Presentation on theme: "Selecting a Strong Authentication Solution Scott Mackelprang, V.P. of Security Digital Insight."— Presentation transcript:
Selecting a Strong Authentication Solution Scott Mackelprang, V.P. of Security Digital Insight
Slide 2 Vendor view of the FFIEC Guidance The recent strong authentication guidance was good – For the financial industry For vendors and providers For end users Unified guidance through the FFIEC was right way to do it Relieved concern of conflicting guidance Best approach for new significant changes going forward Strict vendor neutrality was appropriate One year deadline was about right Will be challenge for some, but a deadline was needed
Slide 3 Step 1: Determine What the FI’s Want FI attitudes towards changes in the End User Experience How intrusive? How much effort/burden for end user How complicated? Degree of sophistication required of end user How much user mobility? Allow end users to roam? How much inconvenience will roaming entail? How to address shared accounts? Shared authentication credentials allowed? How to register users for strong authentication?
Slide 4 Step 1: Determine What the FI’s Want FI administrative wants and needs How much security? Not all solutions offer equivalent protection Additional computer peripherals okay? Some solutions require additional peripherals on PC Implement more than one technology? Some solutions are complimentary Implement all users at once or one user at a time? Big bang vs. one by one Needed how soon in order to meet deadline? FI’s inertia will impact rollout effort What impacts are there to account aggregation? Secondary methods to back up the strong authentication? Non-mobile solutions, forgotten passwords, etc
Slide 5 Step 2: Clearly Establish your Objective What’s more important Prevent theft of credentials or… Prevent use of stolen credentials Phishing makes the headlines but…. Strong authentication doesn’t just address phishing Other important threats must be considered Remote access trojans Man in the middle attacks New emergent threats Going to solve only the authentication problem? What about authorization? Commercial, retail, administrative: All use same approach?
Slide 6 Step 3: Evaluate Technology Options Synchronous token Somewhat expensive, heavier administrative model, supports mobility very well, choice of early adopters USB token Commodity priced, moderate administrative model Smartcard Lacks supporting infrastructure in US, good authorization features Shared secrets Not as strong as other mechanisms, good for backup to primary method Asynchronous Password generating token Can lower cost of token (matrix cards, scratch lists, etc), moderate to high administrative model

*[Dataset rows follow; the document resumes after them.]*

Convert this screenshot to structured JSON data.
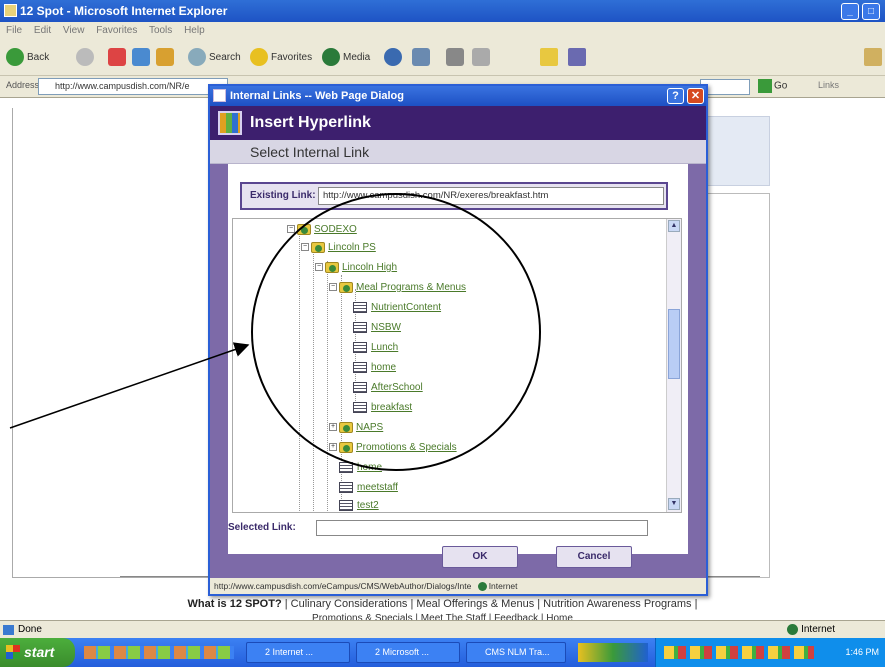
{
  "ie": {
    "title": "12 Spot - Microsoft Internet Explorer",
    "menu": [
      "File",
      "Edit",
      "View",
      "Favorites",
      "Tools",
      "Help"
    ],
    "toolbar": {
      "back": "Back",
      "search": "Search",
      "favorites": "Favorites",
      "media": "Media"
    },
    "address_label": "Address",
    "address_value": "http://www.campusdish.com/NR/e",
    "go": "Go",
    "links": "Links",
    "status_left": "Done",
    "status_zone": "Internet"
  },
  "page": {
    "footer_bold": "What is 12 SPOT?",
    "footer_links": " | Culinary Considerations | Meal Offerings & Menus | Nutrition Awareness Programs |",
    "footer_links2": "Promotions & Specials | Meet The Staff | Feedback | Home"
  },
  "dialog": {
    "title": "Internal Links -- Web Page Dialog",
    "header": "Insert Hyperlink",
    "subheader": "Select Internal Link",
    "existing_label": "Existing Link:",
    "existing_value": "http://www.campusdish.com/NR/exeres/breakfast.htm",
    "tree": [
      {
        "label": "SODEXO",
        "type": "folder"
      },
      {
        "label": "Lincoln PS",
        "type": "folder"
      },
      {
        "label": "Lincoln High",
        "type": "folder"
      },
      {
        "label": "Meal Programs & Menus",
        "type": "folder"
      },
      {
        "label": "NutrientContent",
        "type": "page"
      },
      {
        "label": "NSBW",
        "type": "page"
      },
      {
        "label": "Lunch",
        "type": "page"
      },
      {
        "label": "home",
        "type": "page"
      },
      {
        "label": "AfterSchool",
        "type": "page"
      },
      {
        "label": "breakfast",
        "type": "page"
      },
      {
        "label": "NAPS",
        "type": "folder"
      },
      {
        "label": "Promotions & Specials",
        "type": "folder"
      },
      {
        "label": "home",
        "type": "page"
      },
      {
        "label": "meetstaff",
        "type": "page"
      },
      {
        "label": "test2",
        "type": "page"
      }
    ],
    "selected_label": "Selected Link:",
    "selected_value": "",
    "ok": "OK",
    "cancel": "Cancel",
    "status": "http://www.campusdish.com/eCampus/CMS/WebAuthor/Dialogs/Inte",
    "status_zone": "Internet"
  },
  "taskbar": {
    "start": "start",
    "tasks": [
      "2 Internet ...",
      "2 Microsoft ...",
      "CMS NLM Tra..."
    ],
    "clock": "1:46 PM"
  },
  "colors": {
    "dialog_header": "#3d1f6e",
    "link_green": "#4a7a2a",
    "xp_blue": "#245edb"
  }
}
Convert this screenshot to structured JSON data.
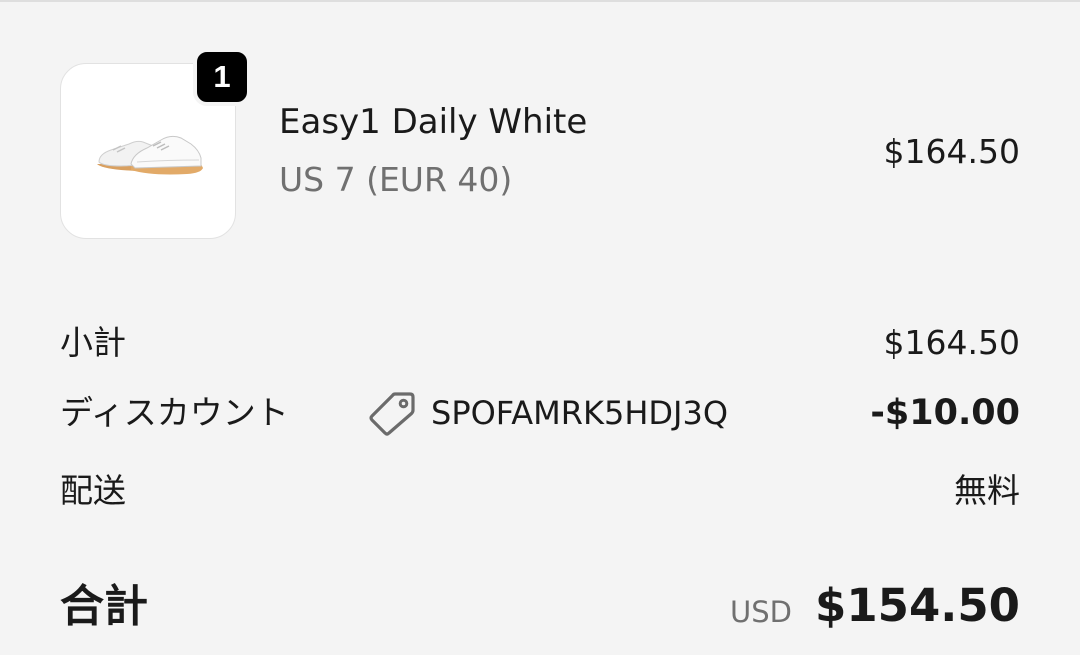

Slide 7 Step 3: Evaluate Technology Options Biometrics Fingerprints infrastructure rolling out now, non-fingerprints have high infrastructure barriers. Proprietary lock-ins common in biometrics Out-of-band communications Convenience and availability could be issues, good for backup in event of failures of primary approach IP address and geo-location Weak as a primary method, but could strengthen primary means. ‘Spoofable’. Shortcomings called out by FFIEC Client computer/network ‘fingerprinting’ Could have moderately heavy administrative model, simple for end user. Good supplement to primary techniques Digital certs on client (SSL client certs etc) Strong security, cumbersome to use broadly
Slide 8 Step 4: Narrow Options, then Test and Negotiate Leave time to fully negotiate license arrangements Vendors tend to want to charge on per user basis Evaluate and size the integration task for product software Staff as required to meet established deadlines Test scalability of selected technology Test security of selected technology Test usability through a pilot to the extent possible Test results should flavor the decision making process
Slide 9 Step 5: Develop and Test Solution EXAMPLE - Digital Insight’s Solution and Priorities DI selected a solution that provided 3 levels of authentication Cookies Software download USB token Wanted sliding scale of protection without upgrades at server or client Wanted to protect against newly emerging threats, especially Man-In- The-Middle attacks DI expects man-in-the-middle attacks to become prevalent in 12 to 18 months DI is building a framework to support multiple technologies All FI’s may not be able to conform to a single technology selected by DI A framework will also serve authorization needs of financial services
Slide 10 Step 6: Roll Out the Solution Provide wide latitude for timing of rollout Flexibility is a must FI’s need many options in timing their rollout Not all FI’s will evaluate risk the same Not all have same product or risks Provide backup education to authentication failures well in advance E.g. DI provides 2 out-of-band mechanisms for unusual circumstance logins Provide consultative services for FI’s who will need the help
Slide 11 Step 6: Roll Out the Solution Broadly distribute communication to FI customers explaining implementation philosophy and process Roll out prerequisite infrastructure in advance of actual deployment of strong authentication technology to ease process Do it behind the scenes if possible Minimize impact on FI during the rollout itself Shorten lead time required of FI’s for their rollout Reduce work for FI to migrate to new solution Conduct focus groups through usability experts to establish helps for customers Create excellent Help text verbiage Help with collateral for FI’s to ‘sell’ end users on new technology Create FAQ’s designed to describe and educate at all levels